The Colonial executives, who derived significant amounts of business from Taylor Bean, agreed at first because they believed Taylor Bean would turn the tide. But by the end of 2003, Taylor Bean's overdrafts totaled more than $100 million, and the Colonial bankers were now complicit in the scheme.
The Colonial bankers "were stuck. Taylor Bean and Whitaker had them over a barrel," Stokes said.
In subsequent years, the scheme grew and Taylor Bean found different ways to hide its growing debt to Colonial, the government alleged. Taylor Bean sold worthless mortgages to Colonial, some that had already been sold to other investors and some that were fictitious altogether. By 2009, Taylor Bean had sold more than $500 million in fake loans to Colonial, Stokes said.
Taylor Bean also created a subsidiary company called Ocala Funding that sold commercial paper _ essentially IOUs _ to some of the world's largest banks, including Deutsche Bank and BNP Paribas. Farkas and others drained more than $1.5 billion out of Ocala Funding, in part to pay back Colonial and in part to finance Farkas' lavish lifestyle, which included a private jet and a collection of classic automobiles, Stokes said. In the end, the commercial paper held by BNP Paribas and Deutsche bank was worthless.
Finally, Farkas and Colonial tried to close the hole in their finances by seeking relief from the government under TARP. The government initially gave conditional approval to providing more than $500 million to Taylor Bean and Colonial, but the money ultimately was never doled out. And investigators with the office of TARP's inspector general eventually helped uncover the alleged fraud.
Neil Barofsky, who recently resigned as TARP's special inspector general, has called the Farkas case "the most significant criminal prosecution to date rising out of the financial crisis." Roughly a half-dozen executives at Taylor Bean and Colonial have already pleaded guilty to their roles in the fraud and are expected to testify at Farkas' trial, which is expected to last about three weeks.

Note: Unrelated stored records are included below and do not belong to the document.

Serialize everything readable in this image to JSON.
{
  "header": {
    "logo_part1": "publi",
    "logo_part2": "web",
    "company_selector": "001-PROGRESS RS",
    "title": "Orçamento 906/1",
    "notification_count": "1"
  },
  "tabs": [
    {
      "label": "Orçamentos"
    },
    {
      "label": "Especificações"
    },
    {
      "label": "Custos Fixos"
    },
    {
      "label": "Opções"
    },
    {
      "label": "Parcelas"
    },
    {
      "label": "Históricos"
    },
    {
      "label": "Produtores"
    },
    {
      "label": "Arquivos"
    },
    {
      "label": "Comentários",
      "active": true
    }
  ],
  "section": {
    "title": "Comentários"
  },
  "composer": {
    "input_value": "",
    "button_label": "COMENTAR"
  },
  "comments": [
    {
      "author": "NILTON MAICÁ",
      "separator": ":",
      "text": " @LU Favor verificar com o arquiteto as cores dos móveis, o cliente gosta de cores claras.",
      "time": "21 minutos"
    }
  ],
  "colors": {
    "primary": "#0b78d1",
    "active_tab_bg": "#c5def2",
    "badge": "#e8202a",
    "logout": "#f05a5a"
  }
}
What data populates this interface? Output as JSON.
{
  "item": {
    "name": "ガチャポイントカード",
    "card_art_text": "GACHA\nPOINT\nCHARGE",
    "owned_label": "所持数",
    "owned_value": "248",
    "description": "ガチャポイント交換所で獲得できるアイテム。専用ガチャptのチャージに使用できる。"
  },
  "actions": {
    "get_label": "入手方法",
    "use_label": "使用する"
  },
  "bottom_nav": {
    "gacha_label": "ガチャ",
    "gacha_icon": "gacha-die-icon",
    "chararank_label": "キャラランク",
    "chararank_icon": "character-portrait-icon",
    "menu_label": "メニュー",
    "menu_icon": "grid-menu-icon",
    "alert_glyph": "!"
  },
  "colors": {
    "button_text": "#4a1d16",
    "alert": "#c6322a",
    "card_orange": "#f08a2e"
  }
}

Farkas' lawyer, Kuglar, said Barofsky "put TBW into a death spiral" by launching a public investigation that caused other companies to stop doing business with Taylor Bean. Farkas' lawyers indicated they might call Barofsky as a witness.
Farkas' defense also said actor John Travolta might be called to testify, though they declined to comment on why. Travolta lives in the same town as Farkas.